The Strokes - Is This It
The most powerful and comforting illusion we possess is the idea of one missing thing in our lives that, if we had, everything would be ok; we would be saved; we would be happy. Is this It is an example of failing that concept.
More simply: is this it(?)
This album, released in July 2001, is many great things: influential, stylish, catchier than the tastiest fish-bait, nostalgically modern, and so satisfying. But it also leaves me cold.
This record was released before I hit puberty, and I understood its release as a matter of historical fact: The Strokes were the saviors of rock n’ roll, with skinny jeans, leather jackets and that bleeding cool that we all crave deep down. It sounds somehow modern and urbane, while hearkening back to that classic garage set-up; and produced out the ass to sound like a gleaming red-jaguar wax, but featuring that skanky vocoded lyricism of the youthfully disaffected.
In service of it all are 11 tracks featuring those slick guitar riffs, downbeat chordage, bright reverb, heavy twang, and a honey-thick bass that slithers like sugar against your ear drums. Julian Casablancas’ vocals reek of character and overly-processed singing, and the lyrics run the gamut of rock staples and push propriety, making it a tried and true revival of old-school rebellion. Even the original album cover is an on-the-nose reference to Spinal Tap (Smell the glove?) and, ironically, had to get re-done for obscenity. Nigel Tufnel, David St. Hubbins, and Derek Smalls most certainly approve.
The Strokes were the saviors of rock n’ roll, with skinny jeans, leather jackets and that bleeding cool that we all crave deep down.
I hope you see where I’m going this.
While this record is undoubtedly a satisfying, tasty slice of beautifully put together straight rock n’ roll, and it did–and does–have an impact on modern recording, I can’t call it great. I appreciate everything about it, but there’s something missing, some transcendent element in its influence that would cement it in my mind as true greatness. It’s so rooted in its influences that it ends up being a product of all those times, but never more than that.

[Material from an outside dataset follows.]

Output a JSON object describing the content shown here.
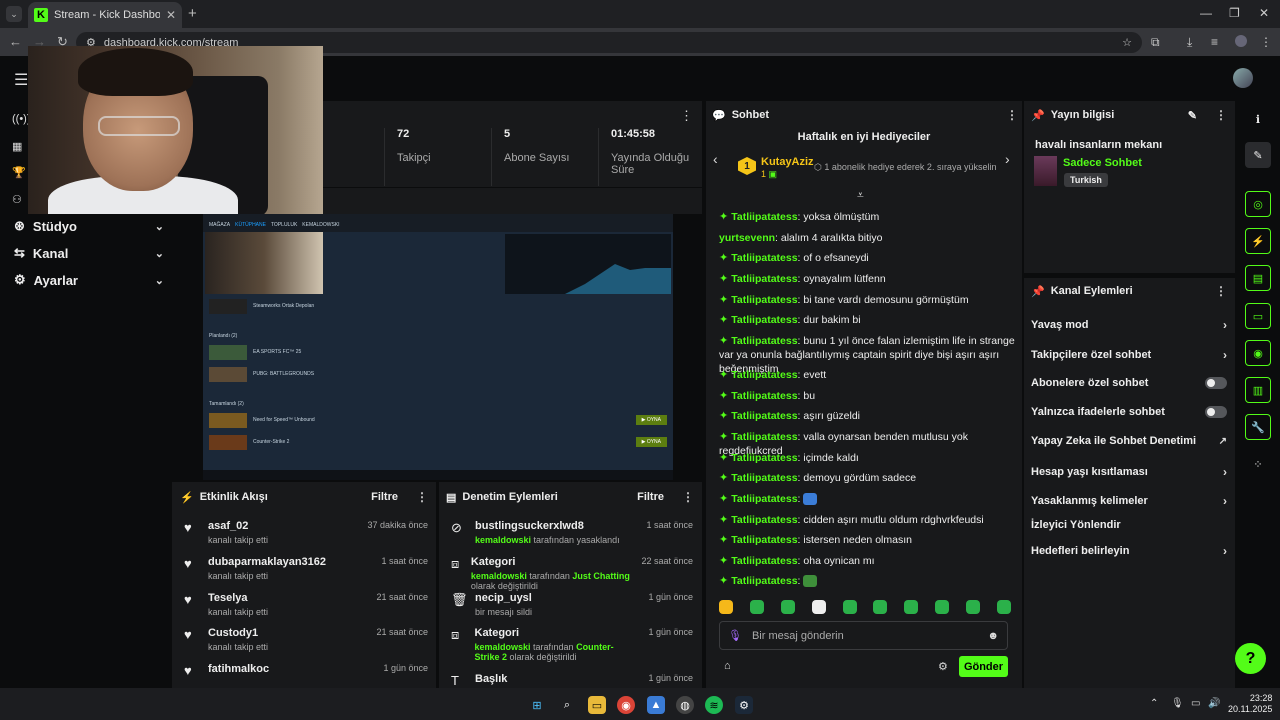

And, as we’re aware, it didn’t really save rock. But it did renew interest and fed into a fantasy of music critics that rock was on the way back. But in the larger context, it’s one more blip on the influence radar.
Until I stop lying to get to your apartment